"I've had the great good fortune to meet and hang out and play with young people who reflect the tradition of this music," she says. "The music still exists out there for me to do. Richard Shindell wrote 'Reunion Hill,' the most beautiful antiwar song I've heard."
Last month, Baez was present to receive a British Folk Awards Lifetime Achievement award. "As those things go, it was nice. It had an air of reality. They give out awards for Most Popular Pub. Some guy who was a local fixture came out and told stories. He was like everyone from an Irish bar in one person. So if I'm going to go to an awards event, that's certainly the kind I'd choose," she says.
"In England, folk is given its due more than here. But awards like that come with the territory of surviving this long, keeping the music fresh, letting them know you're not stuck."
Baez, who dropped from sight in the '80s after leaving A&M Records, knows that the major labels aren't for her. "I don't belong there. I've talked to Jackson Browne and Bonnie Raitt and Sting, and it's universal. Once you get to a certain age, it doesn't matter what you hand them. Springsteen seems ageless, but that's an exception.
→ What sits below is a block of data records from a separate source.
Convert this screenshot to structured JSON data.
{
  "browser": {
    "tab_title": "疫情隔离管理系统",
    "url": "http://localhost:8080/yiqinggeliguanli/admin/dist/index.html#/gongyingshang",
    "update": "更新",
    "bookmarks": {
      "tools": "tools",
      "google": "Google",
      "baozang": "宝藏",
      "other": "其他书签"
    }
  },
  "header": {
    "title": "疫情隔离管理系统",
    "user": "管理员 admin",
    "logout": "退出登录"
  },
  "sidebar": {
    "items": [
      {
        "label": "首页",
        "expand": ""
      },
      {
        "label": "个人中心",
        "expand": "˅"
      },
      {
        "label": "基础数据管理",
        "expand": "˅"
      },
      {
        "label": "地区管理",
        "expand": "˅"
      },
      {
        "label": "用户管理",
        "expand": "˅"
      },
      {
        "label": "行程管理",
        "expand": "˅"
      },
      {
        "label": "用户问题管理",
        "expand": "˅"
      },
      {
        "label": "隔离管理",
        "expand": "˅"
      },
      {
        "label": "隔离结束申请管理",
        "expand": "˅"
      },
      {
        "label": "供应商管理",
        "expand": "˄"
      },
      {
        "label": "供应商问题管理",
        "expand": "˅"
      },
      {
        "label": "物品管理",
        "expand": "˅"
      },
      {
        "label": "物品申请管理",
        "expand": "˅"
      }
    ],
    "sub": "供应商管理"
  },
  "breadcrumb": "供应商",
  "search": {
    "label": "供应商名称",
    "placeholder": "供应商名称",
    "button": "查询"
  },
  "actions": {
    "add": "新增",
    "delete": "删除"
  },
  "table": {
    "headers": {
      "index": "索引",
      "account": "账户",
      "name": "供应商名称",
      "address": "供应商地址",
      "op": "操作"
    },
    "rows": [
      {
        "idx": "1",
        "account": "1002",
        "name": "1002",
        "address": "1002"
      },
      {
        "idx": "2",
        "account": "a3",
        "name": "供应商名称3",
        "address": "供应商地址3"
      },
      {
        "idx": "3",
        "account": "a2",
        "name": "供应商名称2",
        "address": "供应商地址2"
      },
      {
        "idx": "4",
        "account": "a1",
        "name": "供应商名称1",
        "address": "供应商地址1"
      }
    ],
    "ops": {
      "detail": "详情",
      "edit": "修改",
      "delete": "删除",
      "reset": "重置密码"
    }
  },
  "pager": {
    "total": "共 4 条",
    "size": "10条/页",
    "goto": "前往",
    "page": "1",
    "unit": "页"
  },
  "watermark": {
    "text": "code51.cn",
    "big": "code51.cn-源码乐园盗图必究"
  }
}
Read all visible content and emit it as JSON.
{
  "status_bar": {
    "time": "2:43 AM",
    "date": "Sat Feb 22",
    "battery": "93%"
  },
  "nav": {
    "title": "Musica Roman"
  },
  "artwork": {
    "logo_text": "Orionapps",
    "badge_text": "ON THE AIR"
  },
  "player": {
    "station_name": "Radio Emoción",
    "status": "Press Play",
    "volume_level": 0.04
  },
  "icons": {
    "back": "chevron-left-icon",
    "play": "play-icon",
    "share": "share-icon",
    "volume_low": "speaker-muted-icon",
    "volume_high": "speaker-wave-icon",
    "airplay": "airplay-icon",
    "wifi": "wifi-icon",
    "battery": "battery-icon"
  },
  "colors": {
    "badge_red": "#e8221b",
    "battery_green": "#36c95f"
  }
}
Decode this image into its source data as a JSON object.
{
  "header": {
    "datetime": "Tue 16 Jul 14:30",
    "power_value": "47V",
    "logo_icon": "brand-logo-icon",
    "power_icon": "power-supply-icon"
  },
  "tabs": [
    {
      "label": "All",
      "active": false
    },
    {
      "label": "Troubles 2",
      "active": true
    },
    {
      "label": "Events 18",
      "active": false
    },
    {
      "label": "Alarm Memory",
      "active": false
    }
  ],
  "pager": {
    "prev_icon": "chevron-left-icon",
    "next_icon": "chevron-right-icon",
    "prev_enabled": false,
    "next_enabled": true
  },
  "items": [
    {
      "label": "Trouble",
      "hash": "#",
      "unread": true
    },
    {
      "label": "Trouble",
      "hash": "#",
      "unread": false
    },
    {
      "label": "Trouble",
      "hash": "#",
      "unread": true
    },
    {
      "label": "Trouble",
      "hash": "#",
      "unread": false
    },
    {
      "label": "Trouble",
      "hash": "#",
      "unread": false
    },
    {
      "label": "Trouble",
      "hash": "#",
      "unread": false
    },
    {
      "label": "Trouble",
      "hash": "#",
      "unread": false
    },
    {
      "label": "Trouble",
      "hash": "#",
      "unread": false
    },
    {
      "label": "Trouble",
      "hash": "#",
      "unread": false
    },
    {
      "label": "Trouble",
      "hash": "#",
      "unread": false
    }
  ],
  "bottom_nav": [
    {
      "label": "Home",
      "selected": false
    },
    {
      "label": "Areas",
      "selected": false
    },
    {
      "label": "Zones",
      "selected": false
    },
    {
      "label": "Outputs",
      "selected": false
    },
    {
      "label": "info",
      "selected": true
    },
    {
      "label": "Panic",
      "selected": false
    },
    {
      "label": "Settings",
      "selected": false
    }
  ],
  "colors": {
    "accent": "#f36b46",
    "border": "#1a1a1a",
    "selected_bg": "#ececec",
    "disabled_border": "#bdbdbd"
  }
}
The reissue market for her material remains strong, though -- a fact Baez is wary of after a boxed set of rare material and several two-fer packages. "I had never listened to my early material until about four months ago. I became a little infatuated with it," she admits with a laugh. "But I do remember fighting with (her first label) Vanguard about another goddamned two-fer. I felt like an old milk cow squeezed for every drop." Still, Baez is pleased to find most of her work available decades on.
Baez's albums, particularly the early, vibrato-drenched releases, aren't real laugh-getters, but her sense of humor comes through in conversation, and she resists the charge of "stodginess" yoked to her by critics. "I never wanted to be the oldest living folk singer. I never would have started doing contemporary songs if that were true. But I ain't Tina Turner," she says.
But like Turner, Baez doesn't plan to stay mobile forever. A decade after her successful autobiography, she's moving closer to publishing her poetry (which she occasionally reads to concert audiences). "Poetry just pours out of me uncensored, without rhyme or structure," she says. "I started writing it about nine years ago and went dashing off to Nashville, poems in hand, thinking I'd turn them into songs. But it's too funky to revamp into songs, though I have great faith in a lot of it."
The effort comes at the expense of her songwriting. She laughingly says that she's "too lazy" to write songs now, a dry spell she reports that has lasted six years. Baez's manager instead works diligently -- listening up to 200 times to each song on tape, she says -- to find material for her.
Now backed by a full band, Baez concentrates on her voice rather than the guitar. "I have a guitar player for a reason. He's 24 and sleeps with it, which is what I did when I was that age. On the other hand, when I was listening to those old songs, I actually went upstairs and played after dinner, something I hadn't done in years."
She may as well practice. Even in an election year, Baez says she chooses to tune out "whatever you want to call the charade of what's going on on television." She claims not to have formed an opinion about any of the candidates, focusing instead on issues like Illinois' recent moratorium on executions pending investigation of the judicial system. That kind of news intrigues Baez. But debates and polls? "I just turn the TV off, practice my meditation, and pray."
Joan BaezTuesday, March 7at Liberty Hall